Contributed to The Globe and Mail
Published Friday, Feb. 26, 2016
‘Should I stick it out in Calgary,” he asked me with a worried look, “… or should I look for jobs in other cities?”
It was a good question, but one without an obvious answer. The middle-aged engineer was attending a panel discussion a few weeks ago in Calgary targeted at mid-level professionals who had lost their jobs. They’re collateral damage of the oil price collapse that has gripped Alberta and sent the province’s unemployment rate higher than the national average for the first time since 1988.
It highlights an interesting dilemma – a tension between economic theory and economic development policy. The former would suggest that labour mobility is a good thing, particularly in a large and diverse economy such as Canada. But the latter would consider it a negative if the region in question is at risk of losing people.
A few years ago, when Canadians from other provinces were flooding into Alberta, such labour mobility was a godsend. Without these waves of incoming labour, employers would have had an even more difficult time filling positions. Wages would have skyrocketed even more than they did.
But now the tide has turned, and local economic development policies are targeting ways to keep labour here in the province – which actually runs counter to the principles of labour mobility. There’s an obvious reason to want to hoard workers: If they leave, it will create a tight labour market all over again when the province starts to recover. But if too many out-of-work Albertans stay, it will push the unemployment rate even higher and increase the competition for scarce jobs.
The tension between theory and policy underscores how, when it comes to the economy, there’s often more than one correct answer. The cold-hearted economist in me likes the idea of labour mobility in Canada. It helps lubricate the gears of the labour market, keeps regional labour situations balanced and equalizes wages across the country. At least in theory.
But the Alberta citizen in me hates to see people leave – all Canadians do, when it means watching friends and family pack up and move to find work. It comes at enormous social costs to households and communities—costs that are all too familiar in much of rural Atlantic Canada and the Prairies. And for economic development boards, there’s a strong incentive to discourage out-migration. Not only will an exodus of labour make it hard for businesses to fill positions in the future, it leaves a hole in everything from the residential housing market to retail and personal services. Fewer people means fewer consumers (employed or not).
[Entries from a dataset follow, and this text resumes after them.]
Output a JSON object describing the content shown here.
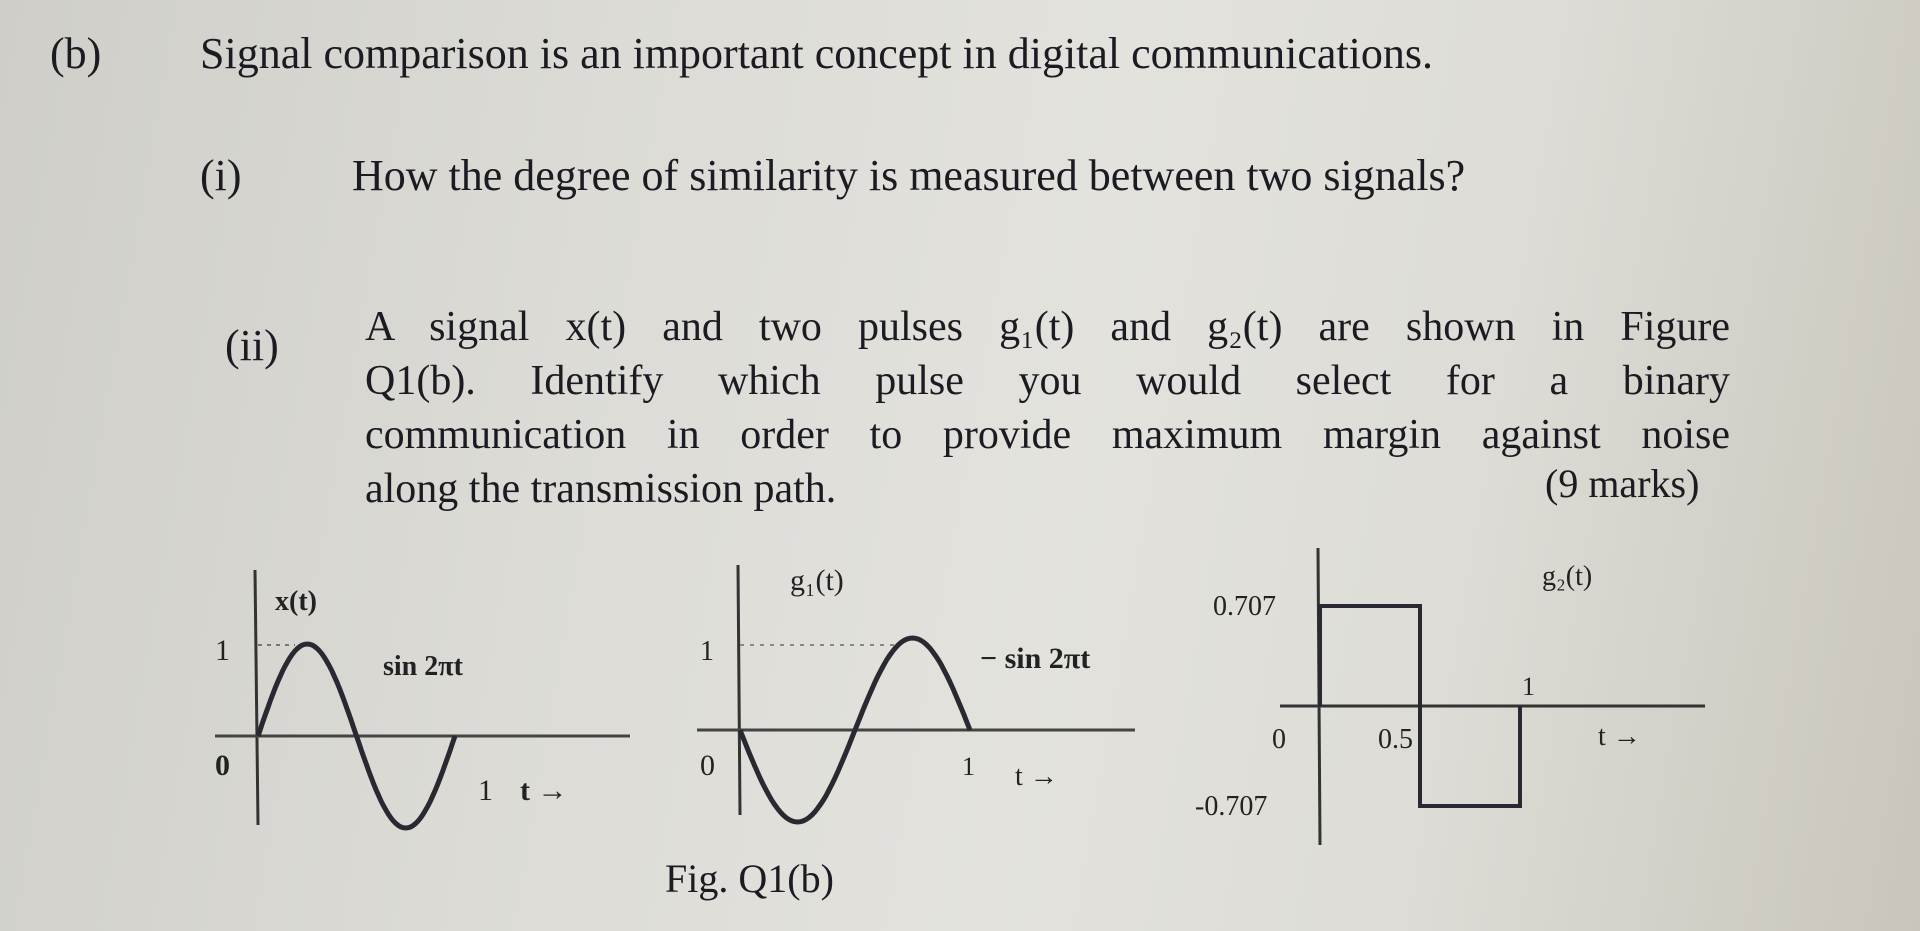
{
  "question": {
    "label": "(b)",
    "text": "Signal comparison is an important concept in digital communications.",
    "parts": [
      {
        "label": "(i)",
        "text": "How the degree of similarity is measured between two signals?"
      },
      {
        "label": "(ii)",
        "lines": [
          "A signal x(t) and two pulses g₁(t) and g₂(t) are shown in Figure",
          "Q1(b). Identify which pulse you would select for a binary",
          "communication in order to provide maximum margin against noise",
          "along the transmission path."
        ],
        "marks": "(9 marks)"
      }
    ]
  },
  "figure": {
    "caption": "Fig. Q1(b)"
  },
  "chart_data": [
    {
      "type": "line",
      "title": "x(t)",
      "annotation": "sin 2πt",
      "xlabel": "t →",
      "x_ticks": [
        "0",
        "1"
      ],
      "y_ticks": [
        "1"
      ],
      "xlim": [
        0,
        1
      ],
      "ylim": [
        -1,
        1
      ],
      "function": "sin(2*pi*t)",
      "x": [
        0,
        0.125,
        0.25,
        0.375,
        0.5,
        0.625,
        0.75,
        0.875,
        1
      ],
      "y": [
        0,
        0.707,
        1,
        0.707,
        0,
        -0.707,
        -1,
        -0.707,
        0
      ]
    },
    {
      "type": "line",
      "title": "g₁(t)",
      "annotation": "− sin 2πt",
      "xlabel": "t →",
      "x_ticks": [
        "0",
        "1"
      ],
      "y_ticks": [
        "1"
      ],
      "xlim": [
        0,
        1
      ],
      "ylim": [
        -1,
        1
      ],
      "function": "-sin(2*pi*t)",
      "x": [
        0,
        0.125,
        0.25,
        0.375,
        0.5,
        0.625,
        0.75,
        0.875,
        1
      ],
      "y": [
        0,
        -0.707,
        -1,
        -0.707,
        0,
        0.707,
        1,
        0.707,
        0
      ]
    },
    {
      "type": "line",
      "title": "g₂(t)",
      "xlabel": "t →",
      "x_ticks": [
        "0",
        "0.5",
        "1"
      ],
      "y_ticks": [
        "0.707",
        "-0.707"
      ],
      "xlim": [
        0,
        1
      ],
      "ylim": [
        -0.707,
        0.707
      ],
      "x": [
        0,
        0,
        0.5,
        0.5,
        1,
        1
      ],
      "y": [
        0,
        0.707,
        0.707,
        -0.707,
        -0.707,
        0
      ]
    }
  ]
}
From the federal government’s perspective, increased labour mobility across the country is preferable. Workers relocating to take jobs will reduce employment insurance costs. Greater mobility was the goal when the government introduced changes a few years back to tighten EI eligibility. And through the tax system, Canadians can claim some moving expenses related to relocation for employment. The message is loud and clear: If you’re out of work, move to where the jobs are.
But municipal and regional economic development offices often introduce policies that run counter to the federal ones. The local policies are designed to encourage unemployed workers to stay put, often offering job retraining, temporary positions or opportunities to upgrade skills – all the while hoping and praying that the economy actually does bounce back in short order and create jobs.
Traditionally I have fallen squarely in the policy camp that favours and encourages labour mobility – but that may be because I’m an economist in a province that has normally experienced a shortage of workers.
But in 2016 Alberta is likely to see some out-migration, and now I’m seeing the greater complexity of the situation. The social costs of labour mobility are not usually accounted for, nor are the costs to employers of future labour shortages. But even if they’re not easily quantifiable, they should still be taken into consideration.
As the old Indigo Girls folk song goes: “There’s more than one answer to these questions, pointing me in a crooked line.” Economists don’t like to admit it, but we’ve got a lot of crooked lines.
Todd Hirsch is the Calgary-based chief economist of ATB Financial and author of The Boiling Frog Dilemma: Saving Canada from Economic Decline.